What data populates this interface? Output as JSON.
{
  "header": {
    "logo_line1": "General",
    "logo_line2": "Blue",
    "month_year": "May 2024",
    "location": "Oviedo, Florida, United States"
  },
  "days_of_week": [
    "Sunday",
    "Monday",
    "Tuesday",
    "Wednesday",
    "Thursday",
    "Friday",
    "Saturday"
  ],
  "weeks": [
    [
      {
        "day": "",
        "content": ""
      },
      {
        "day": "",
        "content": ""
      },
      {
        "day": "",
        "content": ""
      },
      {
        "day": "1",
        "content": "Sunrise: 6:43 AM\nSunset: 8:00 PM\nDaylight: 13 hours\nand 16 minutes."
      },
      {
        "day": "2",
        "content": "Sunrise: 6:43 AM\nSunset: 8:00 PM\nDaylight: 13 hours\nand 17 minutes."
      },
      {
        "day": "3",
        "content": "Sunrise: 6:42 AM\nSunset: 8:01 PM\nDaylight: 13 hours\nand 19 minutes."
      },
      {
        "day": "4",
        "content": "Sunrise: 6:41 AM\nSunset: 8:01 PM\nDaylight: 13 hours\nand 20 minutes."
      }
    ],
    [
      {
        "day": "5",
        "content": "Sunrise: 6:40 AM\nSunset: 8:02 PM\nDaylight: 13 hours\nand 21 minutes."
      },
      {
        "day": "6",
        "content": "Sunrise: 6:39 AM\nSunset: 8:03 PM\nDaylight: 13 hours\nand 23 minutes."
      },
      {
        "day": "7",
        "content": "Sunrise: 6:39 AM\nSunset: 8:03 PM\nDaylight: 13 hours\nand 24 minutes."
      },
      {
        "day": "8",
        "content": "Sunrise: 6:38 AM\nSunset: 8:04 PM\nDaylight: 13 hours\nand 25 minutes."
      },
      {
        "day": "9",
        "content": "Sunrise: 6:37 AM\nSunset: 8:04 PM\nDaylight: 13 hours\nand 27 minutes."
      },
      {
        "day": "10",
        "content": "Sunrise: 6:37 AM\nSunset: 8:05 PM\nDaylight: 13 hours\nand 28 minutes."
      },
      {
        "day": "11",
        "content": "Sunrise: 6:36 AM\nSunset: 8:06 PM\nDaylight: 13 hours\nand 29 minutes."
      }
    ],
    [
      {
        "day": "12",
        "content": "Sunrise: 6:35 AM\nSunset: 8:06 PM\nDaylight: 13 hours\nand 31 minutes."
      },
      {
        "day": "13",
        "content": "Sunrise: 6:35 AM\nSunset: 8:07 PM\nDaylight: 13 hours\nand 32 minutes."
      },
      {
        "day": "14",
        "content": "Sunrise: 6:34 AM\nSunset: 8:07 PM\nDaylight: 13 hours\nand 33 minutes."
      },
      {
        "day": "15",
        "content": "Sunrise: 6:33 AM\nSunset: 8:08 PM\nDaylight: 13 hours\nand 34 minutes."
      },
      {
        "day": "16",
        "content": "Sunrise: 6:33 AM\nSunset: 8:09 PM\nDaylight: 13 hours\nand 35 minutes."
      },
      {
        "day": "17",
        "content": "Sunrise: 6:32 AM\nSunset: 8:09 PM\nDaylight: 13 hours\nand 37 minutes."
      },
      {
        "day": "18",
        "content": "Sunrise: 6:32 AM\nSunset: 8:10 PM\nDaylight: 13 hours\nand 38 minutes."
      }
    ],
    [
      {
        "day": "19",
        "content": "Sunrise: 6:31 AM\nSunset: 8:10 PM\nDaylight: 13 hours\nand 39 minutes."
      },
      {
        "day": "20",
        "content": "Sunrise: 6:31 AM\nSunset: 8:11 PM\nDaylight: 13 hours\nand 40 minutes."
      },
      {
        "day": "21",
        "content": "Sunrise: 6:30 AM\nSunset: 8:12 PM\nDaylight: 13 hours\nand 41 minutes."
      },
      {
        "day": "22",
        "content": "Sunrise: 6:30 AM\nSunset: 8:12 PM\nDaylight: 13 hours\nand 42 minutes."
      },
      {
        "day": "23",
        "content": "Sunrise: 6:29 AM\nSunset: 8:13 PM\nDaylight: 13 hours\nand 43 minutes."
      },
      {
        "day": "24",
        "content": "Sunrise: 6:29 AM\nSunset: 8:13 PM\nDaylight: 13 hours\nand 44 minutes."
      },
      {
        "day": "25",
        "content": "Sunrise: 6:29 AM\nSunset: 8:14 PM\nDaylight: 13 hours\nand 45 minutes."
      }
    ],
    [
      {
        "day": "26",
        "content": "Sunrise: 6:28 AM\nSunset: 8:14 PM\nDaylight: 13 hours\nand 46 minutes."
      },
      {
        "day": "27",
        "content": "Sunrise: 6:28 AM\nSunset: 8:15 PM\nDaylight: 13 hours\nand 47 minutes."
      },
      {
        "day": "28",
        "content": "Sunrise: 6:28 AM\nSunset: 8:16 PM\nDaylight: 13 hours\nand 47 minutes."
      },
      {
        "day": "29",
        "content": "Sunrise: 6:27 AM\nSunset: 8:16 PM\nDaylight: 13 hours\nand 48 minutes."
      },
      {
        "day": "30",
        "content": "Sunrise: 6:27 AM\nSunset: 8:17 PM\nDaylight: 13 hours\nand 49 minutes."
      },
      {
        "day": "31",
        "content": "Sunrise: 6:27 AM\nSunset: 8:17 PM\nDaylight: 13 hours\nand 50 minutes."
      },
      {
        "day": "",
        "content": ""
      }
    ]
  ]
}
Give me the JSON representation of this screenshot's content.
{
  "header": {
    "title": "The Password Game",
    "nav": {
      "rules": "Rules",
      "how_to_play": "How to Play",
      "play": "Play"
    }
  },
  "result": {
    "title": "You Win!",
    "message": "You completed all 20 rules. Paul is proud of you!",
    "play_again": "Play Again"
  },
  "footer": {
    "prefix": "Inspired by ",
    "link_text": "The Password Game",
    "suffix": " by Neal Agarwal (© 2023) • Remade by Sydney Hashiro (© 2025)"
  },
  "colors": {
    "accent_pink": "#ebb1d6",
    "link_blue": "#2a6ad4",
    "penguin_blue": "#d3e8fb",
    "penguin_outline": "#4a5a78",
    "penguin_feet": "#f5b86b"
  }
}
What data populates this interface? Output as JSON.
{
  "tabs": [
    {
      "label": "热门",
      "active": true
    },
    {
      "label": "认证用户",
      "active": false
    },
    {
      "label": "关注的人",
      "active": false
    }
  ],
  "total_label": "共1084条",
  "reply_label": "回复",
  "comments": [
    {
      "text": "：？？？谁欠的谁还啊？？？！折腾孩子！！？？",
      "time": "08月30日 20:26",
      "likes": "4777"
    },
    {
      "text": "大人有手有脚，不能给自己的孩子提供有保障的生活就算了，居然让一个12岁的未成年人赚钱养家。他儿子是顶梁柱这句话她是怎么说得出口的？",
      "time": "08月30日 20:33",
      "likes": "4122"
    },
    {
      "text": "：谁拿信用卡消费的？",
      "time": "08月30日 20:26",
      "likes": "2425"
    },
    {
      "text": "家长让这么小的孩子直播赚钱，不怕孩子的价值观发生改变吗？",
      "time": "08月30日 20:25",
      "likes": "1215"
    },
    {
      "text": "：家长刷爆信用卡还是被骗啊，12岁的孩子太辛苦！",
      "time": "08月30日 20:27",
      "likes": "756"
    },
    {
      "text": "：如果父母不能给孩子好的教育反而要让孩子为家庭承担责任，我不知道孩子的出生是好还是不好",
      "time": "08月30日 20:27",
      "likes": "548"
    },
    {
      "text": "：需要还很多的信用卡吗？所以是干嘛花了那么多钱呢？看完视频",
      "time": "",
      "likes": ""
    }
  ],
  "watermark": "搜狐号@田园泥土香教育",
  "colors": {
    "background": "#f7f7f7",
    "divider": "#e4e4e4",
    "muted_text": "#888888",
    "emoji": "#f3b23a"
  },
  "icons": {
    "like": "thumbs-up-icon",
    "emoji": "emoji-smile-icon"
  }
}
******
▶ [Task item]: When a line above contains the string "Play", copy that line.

▶ [Problem solution]:
      "how_to_play": "How to Play",
      "play": "Play"
    "play_again": "Play Again"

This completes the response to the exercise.